There's little difference between alcohol, marijuana
By Robert I. Laitres
Published Thursday, July 14, 2016 11:01 am
Getting too emotional about any issue will always result in exaggeration and distortion, and the failure to place things in any type of a proper perspective. We even lose track of reality. There is also the consequence of hearing only what we want to hear, but (as I was recently reminded) smelling what we want to smell. Yours truly was recently reminded of that during a conversation with an individual who has been involved in an anti-marijuana program, and undoubtedly takes pride in it.
My personal view on marijuana is that if an individual want to use it, that is his business and that was made clear to that individual. His reply was quite interesting: "I can smell the marijuana from here." There was only one problem. I do not use marijuana in any form, nor do I allow those around me to use it, in my house or my truck, nor do I frequent places where it is used. So, the question then becomes the following. Was the "smell" actually there, or was he only "imagining" it? The answer is quite simple. It was all in his imagination. He "smelled" it only because he wanted to "smell" it.
One of the most interesting things is that I know many who "rant and preach" against marijuana use yet, and on a daily basis, have to drink a "cocktail" (or more than one) at the end of each and every day, even get "plastered" while discussing the "evils" of marijuana. Such individuals, I would submit to the reader, are nothing if not hypocritical, as alcohol is also a "mood altering drug," the only difference being that one "drug" is legal (alcohol) while the other (marijuana) is illegal. The question then is not one of what substance one uses to escape, but why do people feel the need to do so? Is "life" that difficult that one needs to escape? If some feel that it is, then perhaps the problem is not the substance itself but rather that they have not the courage to actually live the life they have. That, as far as this individual is concerned, is a personal failure on their part and, instead of facing and admitting to it, engage in "escapism."

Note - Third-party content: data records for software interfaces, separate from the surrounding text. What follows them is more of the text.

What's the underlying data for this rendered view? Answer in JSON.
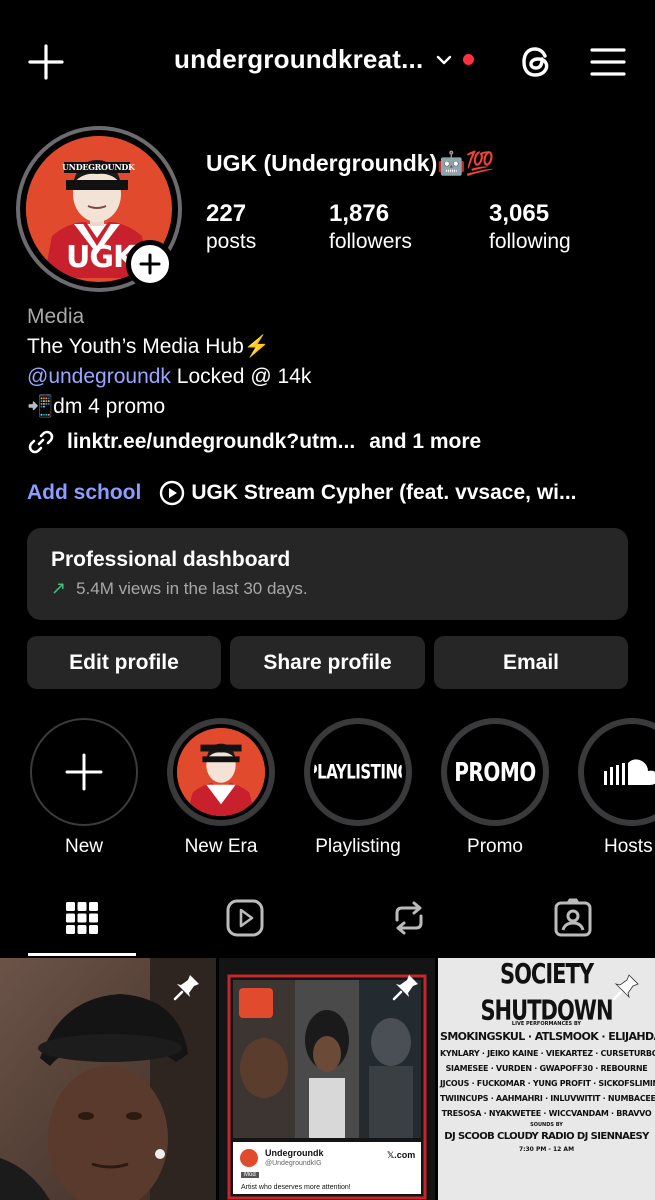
{
  "topbar": {
    "username": "undergroundkreat...",
    "icons": [
      "plus-icon",
      "chevron-down-icon",
      "threads-icon",
      "menu-icon"
    ],
    "notification_color": "#ff3040"
  },
  "profile": {
    "display_name": "UGK (Undergroundk)🤖💯",
    "avatar_text": "UGK",
    "avatar_banner": "UNDEGROUNDK",
    "stats": [
      {
        "value": "227",
        "label": "posts"
      },
      {
        "value": "1,876",
        "label": "followers"
      },
      {
        "value": "3,065",
        "label": "following"
      }
    ],
    "category": "Media",
    "bio_line1": "The Youth’s Media Hub⚡️",
    "bio_mention": "@undegroundk",
    "bio_mention_rest": " Locked @ 14k",
    "bio_line3": "📲dm 4 promo",
    "link": "linktr.ee/undegroundk?utm...",
    "link_more": "and 1 more",
    "add_school": "Add school",
    "music": "UGK Stream Cypher (feat. vvsace, wi..."
  },
  "dashboard": {
    "title": "Professional dashboard",
    "arrow": "↗",
    "subtitle": "5.4M views in the last 30 days."
  },
  "buttons": {
    "edit": "Edit profile",
    "share": "Share profile",
    "email": "Email"
  },
  "highlights": [
    {
      "label": "New"
    },
    {
      "label": "New Era"
    },
    {
      "label": "Playlisting",
      "cover_text": "PLAYLISTING"
    },
    {
      "label": "Promo",
      "cover_text": "PROMO"
    },
    {
      "label": "Hosts"
    }
  ],
  "tabs": [
    "grid-icon",
    "reels-icon",
    "reposts-icon",
    "tagged-icon"
  ],
  "posts": {
    "post2": {
      "tweet_name": "Undegroundk",
      "tweet_handle": "@UndegroundkIG",
      "tweet_badge": "Mod",
      "tweet_text": "Artist who deserves more attention!",
      "tweet_site": "𝕏.com"
    },
    "post3": {
      "title": "SOCIETY SHUTDOWN",
      "subtitle": "LIVE PERFORMANCES BY",
      "headliners": "SMOKINGSKUL · ATLSMOOK · ELIJAHDAEAGLE",
      "lines": [
        "KYNLARY · JEIKO KAINE · VIEKARTEZ · CURSETURBO",
        "SIAMESEE · VURDEN · GWAPOFF30 · REBOURNE",
        "JJCOUS · FUCKOMAR · YUNG PROFIT · SICKOFSLIMING",
        "TWIINCUPS · AAHMAHRI · INLUVWITIT · NUMBACEE",
        "TRESOSA · NYAKWETEE · WICCVANDAM · BRAVVO"
      ],
      "sounds_by": "SOUNDS BY",
      "djs": "DJ SCOOB CLOUDY RADIO DJ SIENNAESY",
      "time": "7:30 PM - 12 AM"
    }
  }
}
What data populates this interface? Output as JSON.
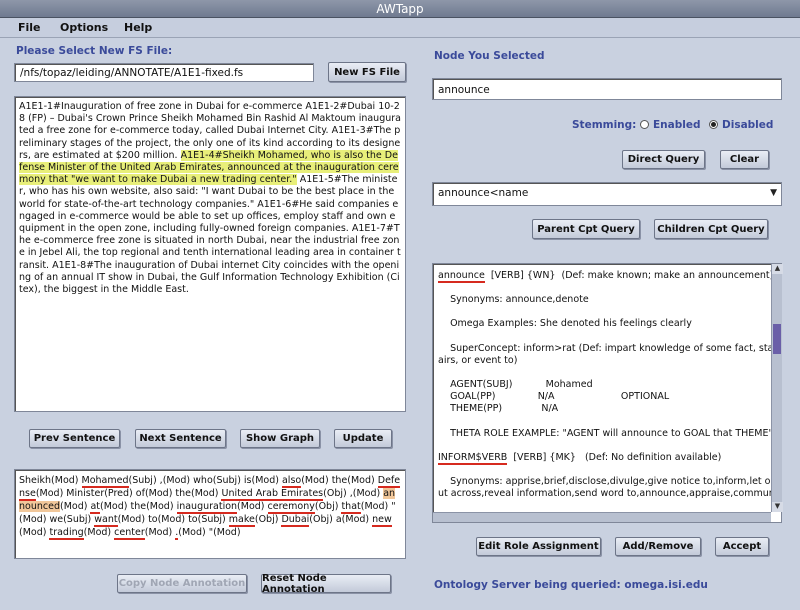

Interestingly enough, that does not keep them from condemning others and the substance(s) they use, but will never condemn themselves or the substance they use. Such people should really start by looking at themselves (if they dare).
Robert I. Laitres